I first learned of the word 'periplum' from a book about Ezra Pound written by Hugh Kenner. From what I can gather, Pound used periplum as a method for composing his Cantos, and in his usage the term means something like a bird's eye view, or the view from the crow's nest of a ship. The last part I gleaned from Wikipedia, but there are echoes of Homer's Odyssey, on which the Cantos were based, and which definitely has a seafaring trope running through it.
My idea is to take the method and apply it to theorizing about the geoweb (a definition of which appears in my last blog post 'Geowebs'). When navigating from a metaphorical crow's nest while on, for instance, Google Earth, this hypothetical navigator might take a variety of veiwpoints from vertical, high elevation to oblique, low elevation. The alternation between these two viewpoints as a method for navigating Google Earth is what I would call navigating (part of) the geoweb by periplum.
This is in fact how I tend to use Google Earth, but I'm not sure if others who use the program use it in the same way I do. Today I read a Harper's book review of Jennings' Maphead in which the reviewer noted that Jennings failed to mention the Rumsey map collection, citing a major oversight and silence (and I tend to agree). The reviewer described how you can view the Rumsey collection of maps, georeferenced and/or 'rubber sheeted' to conform to the Google projection and/or datum (or lack thereof). I found myself quickly zooming in and out, giddy at the possibilities of mixing old maps on a new geoweb platform. I was navigating the geoweb by periplum and doing so in a particular way. I was zooming back and forth in time, gauging the distance each time by the dates included on layers added each time the center point of an old map was clicked.
I would like to extend the metaphor of periplum and to make it political at the same time. When navigating by periplum, one is always measuring the distance between two things and in the classical formulation this means, as much as anything, the distance between prominent points on a coastline. Imagine fog and rain rolling in, and the seafarer up there at the top of the mast communicating what he sees to those on deck below. In terms of high geographical theory, there is something to be made of the high/low aspect of periplum. I noticed that (admittedly non-geographical) theorists like Zizek and Nietzsche tend to alternate between a 'view from above' and a 'view down below' full of particularisms, parables and apocrypha. A bit like Google Earth.

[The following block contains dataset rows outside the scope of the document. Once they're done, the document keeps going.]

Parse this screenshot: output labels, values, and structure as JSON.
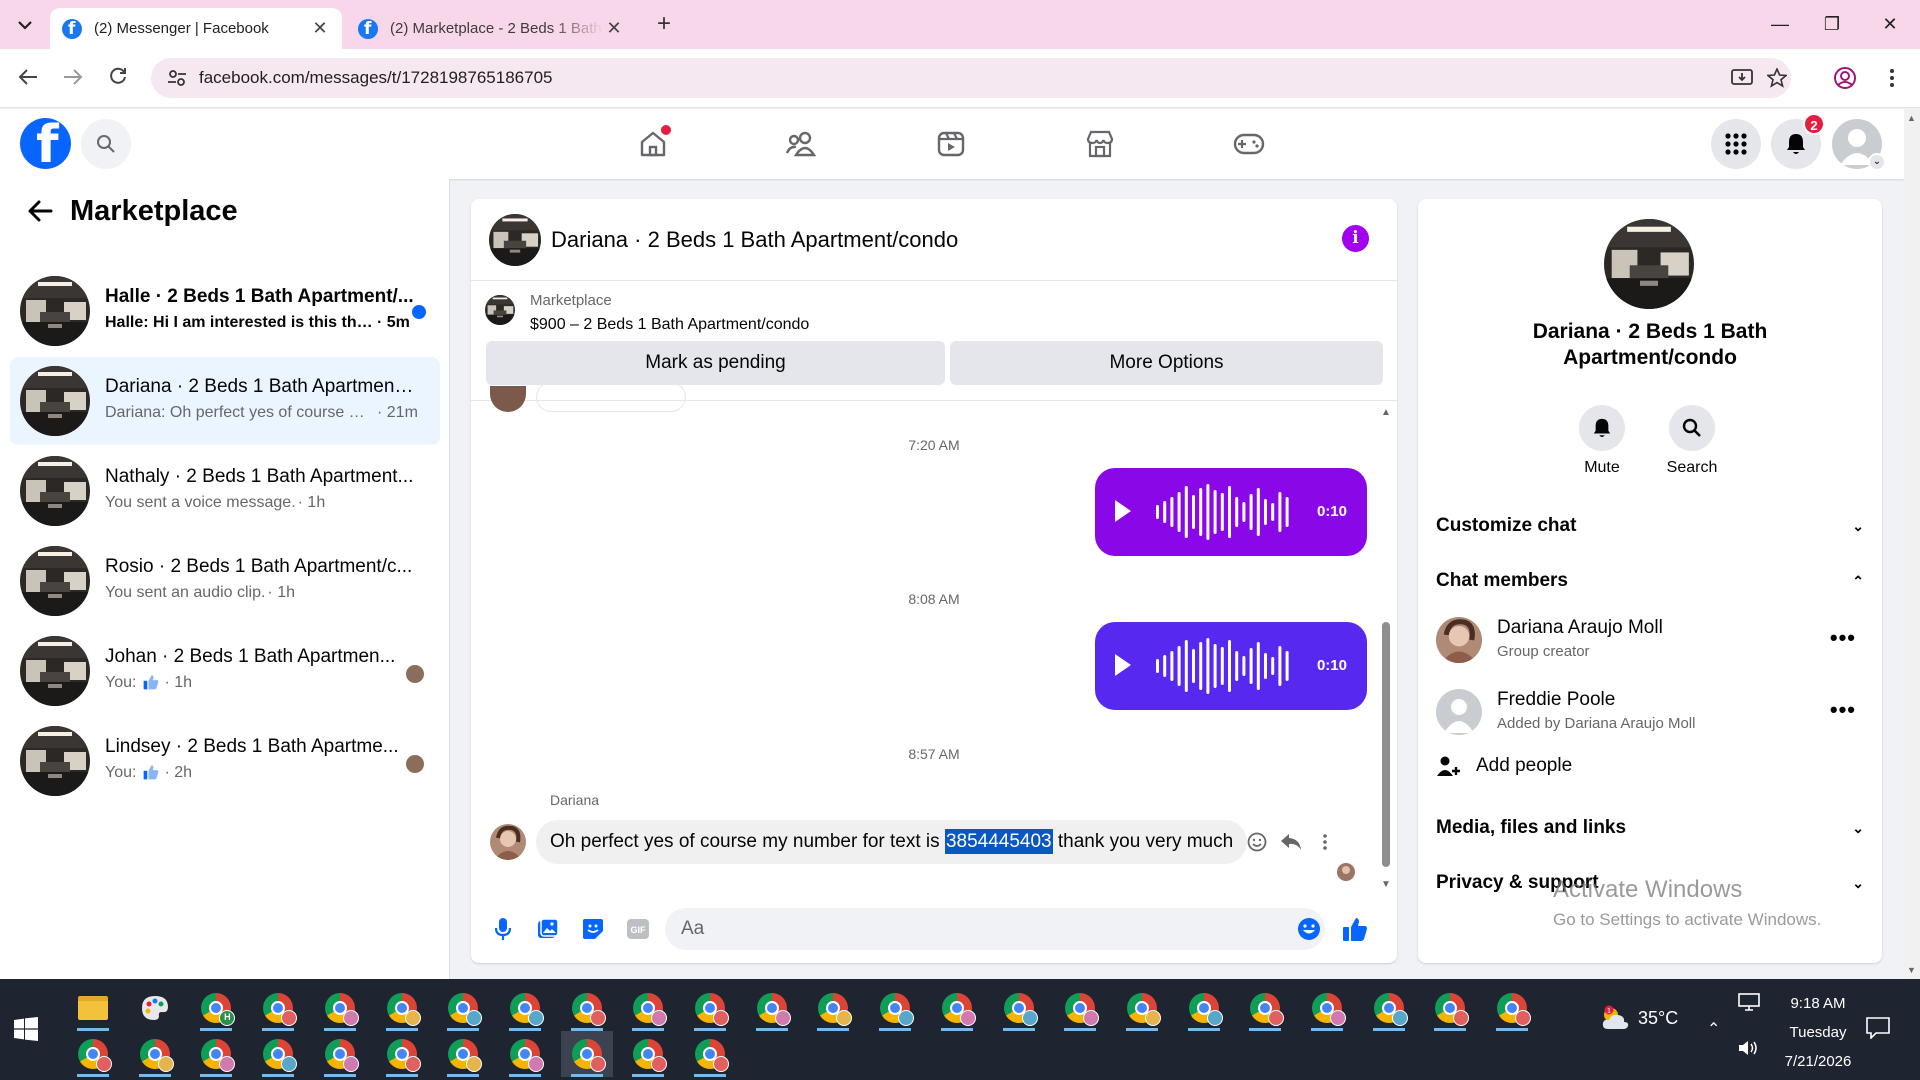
{
  "browser": {
    "tabs": [
      {
        "title": "(2) Messenger | Facebook",
        "active": true
      },
      {
        "title": "(2) Marketplace - 2 Beds 1 Bath",
        "active": false
      }
    ],
    "url": "facebook.com/messages/t/1728198765186705"
  },
  "fb": {
    "notification_count": "2"
  },
  "sidebar": {
    "title": "Marketplace",
    "conversations": [
      {
        "name": "Halle · 2 Beds 1 Bath Apartment/...",
        "snippet": "Halle: Hi I am interested is this the...",
        "time": "· 5m",
        "unread": true,
        "selected": false
      },
      {
        "name": "Dariana · 2 Beds 1 Bath Apartment...",
        "snippet": "Dariana: Oh perfect yes of course m...",
        "time": "· 21m",
        "unread": false,
        "selected": true
      },
      {
        "name": "Nathaly · 2 Beds 1 Bath Apartment...",
        "snippet": "You sent a voice message.",
        "time": "· 1h",
        "unread": false,
        "selected": false
      },
      {
        "name": "Rosio · 2 Beds 1 Bath Apartment/c...",
        "snippet": "You sent an audio clip.",
        "time": "· 1h",
        "unread": false,
        "selected": false
      },
      {
        "name": "Johan · 2 Beds 1 Bath Apartmen...",
        "snippet": "You:",
        "time": "· 1h",
        "unread": false,
        "selected": false,
        "like": true
      },
      {
        "name": "Lindsey · 2 Beds 1 Bath Apartme...",
        "snippet": "You:",
        "time": "· 2h",
        "unread": false,
        "selected": false,
        "like": true
      }
    ]
  },
  "chat": {
    "title": "Dariana · 2 Beds 1 Bath Apartment/condo",
    "listing_category": "Marketplace",
    "listing_price": "$900 – 2 Beds 1 Bath Apartment/condo",
    "mark_pending_label": "Mark as pending",
    "more_options_label": "More Options",
    "time_1": "7:20 AM",
    "time_2": "8:08 AM",
    "time_3": "8:57 AM",
    "voice_duration_1": "0:10",
    "voice_duration_2": "0:10",
    "voice_color_1": "#8a08e8",
    "voice_color_2": "#5628f0",
    "sender": "Dariana",
    "message_before": "Oh perfect yes of course my number for text is ",
    "message_highlight": "3854445403",
    "message_after": " thank you very much",
    "composer_placeholder": "Aa"
  },
  "info": {
    "name": "Dariana · 2 Beds 1 Bath Apartment/condo",
    "mute_label": "Mute",
    "search_label": "Search",
    "customize_chat": "Customize chat",
    "chat_members": "Chat members",
    "members": [
      {
        "name": "Dariana Araujo Moll",
        "sub": "Group creator"
      },
      {
        "name": "Freddie Poole",
        "sub": "Added by Dariana Araujo Moll"
      }
    ],
    "add_people": "Add people",
    "media_files_links": "Media, files and links",
    "privacy_support": "Privacy & support"
  },
  "watermark": {
    "line1": "Activate Windows",
    "line2": "Go to Settings to activate Windows."
  },
  "taskbar": {
    "temperature": "35°C",
    "time": "9:18 AM",
    "day": "Tuesday",
    "date": "7/21/2026"
  },
  "colors": {
    "fb_blue": "#0866ff",
    "selected_row": "#ebf5ff",
    "info_button": "#a100f2"
  }
}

This blog post is part of a line of inquiry extending back to a response I wrote to a Kingsbury and Jones Geoforum article that appeared in 2009, in which I criticized (or critiqued, I'm not sure which) the 'double binary' the authors had set up for themselves in trying to combine left/right sensibilities (Benjamin and Nietzsche in their case) in a 'playful' and 'Dionysian' deconstruction of Google Earth. My response will, in a full length article, attempt an alternative reading that will avoid the double bind they set up. The periplum is playful but it is also serious, and it is political in a robust way by which I mean, it seeks to see deeply into things through the smoke and mirrors.
I found that Google Earthing things (just like Googling, but on Google Earth) associated with left/right divides resulted in some interesting results. I Google Earthed 'gulag,' 'concentration camp,' and 'art,' as an initial query designed to mirror communist, fascist and artistic political sensibilities. The results are forthcoming as I write up the article.